While strolling down Franciszkanska, Drewnowska and Lagiewnicka, one encounters intriguing installations. Agnes Janich, the artist behind the project, placed earmuffs, sleepers and doll dresses on several Lodz buildings.
Janich comes from Lodz. She was born here 24 years ago, but she grew up in South Africa and graduated from college in New York. She does photographs, films, performances and installations. Her work was presented on four continents already. Now she returns to her hometown through art.
I conceived Bits and Pieces during a recent stroll through Baluty - she recalls. I dedicate it to child workers of the gheto, who died here of hunger and exhaustion. The Lodz ghetto is unique in this way - its babies didn't even make it to the crematoria. I want to remind people of what happened here before life went on after the war. These children have no graves nor families to remember them.
The facade of the 35 Lagiewnicka St hospital will be covered with sleepers, the one at 14 Franciszkanska St- with pink doll dresses, and the one at 77 Drewnowska St - with white earmuffs.
The effect is mind-boggling. Passers-by stop and exchange remarks on the piece. Memory is coming back. I don't want to account for history, attribute guilt or glorify the victim, Janich says. I want to recall the memory of harsh times which the inhabitants of Baluty took with honor. It was here that I, as a six-year-old, dragged my mother to the kiosk to buy the Bits and Pieces children magazine. My tiny, unskilled hands made little dresses. Weird replicas of my mother's clothes. Recalling reality, but unreal, just like the world of the children of the ghetto. It would be a fraud of reality to allow the memory of these kids to fade away.

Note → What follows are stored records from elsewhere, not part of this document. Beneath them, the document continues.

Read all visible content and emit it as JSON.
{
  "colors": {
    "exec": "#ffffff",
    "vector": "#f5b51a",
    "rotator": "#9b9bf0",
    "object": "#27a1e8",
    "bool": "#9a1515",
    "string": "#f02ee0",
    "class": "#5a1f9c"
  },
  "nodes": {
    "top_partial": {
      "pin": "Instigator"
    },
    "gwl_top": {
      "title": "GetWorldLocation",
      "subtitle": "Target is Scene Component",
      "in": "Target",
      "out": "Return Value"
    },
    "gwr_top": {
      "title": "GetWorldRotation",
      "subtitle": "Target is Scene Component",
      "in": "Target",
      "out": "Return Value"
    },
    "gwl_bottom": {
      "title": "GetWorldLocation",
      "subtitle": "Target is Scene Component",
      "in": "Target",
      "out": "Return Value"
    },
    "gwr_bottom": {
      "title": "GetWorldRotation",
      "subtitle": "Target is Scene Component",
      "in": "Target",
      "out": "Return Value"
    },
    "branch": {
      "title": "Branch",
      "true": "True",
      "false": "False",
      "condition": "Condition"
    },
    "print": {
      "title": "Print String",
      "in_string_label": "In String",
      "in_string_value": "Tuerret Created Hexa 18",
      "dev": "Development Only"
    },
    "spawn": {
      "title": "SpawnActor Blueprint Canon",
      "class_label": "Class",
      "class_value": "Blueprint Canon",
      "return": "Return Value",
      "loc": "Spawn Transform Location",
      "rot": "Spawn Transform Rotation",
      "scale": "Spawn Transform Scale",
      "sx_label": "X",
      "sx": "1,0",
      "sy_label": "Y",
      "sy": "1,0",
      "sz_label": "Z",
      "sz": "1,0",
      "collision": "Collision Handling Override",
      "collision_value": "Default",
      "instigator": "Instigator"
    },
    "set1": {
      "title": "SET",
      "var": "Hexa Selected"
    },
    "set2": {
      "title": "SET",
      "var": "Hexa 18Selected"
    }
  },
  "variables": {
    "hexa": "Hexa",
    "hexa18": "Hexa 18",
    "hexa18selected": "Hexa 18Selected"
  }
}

Agnes Janich's project is part of the Meetings with Cultural Diversity The Faces of Lodz and is organized by the Wschodnia Gallery and the Bureau of Promotion, Tourism and International Cooperation of the City of Lodz.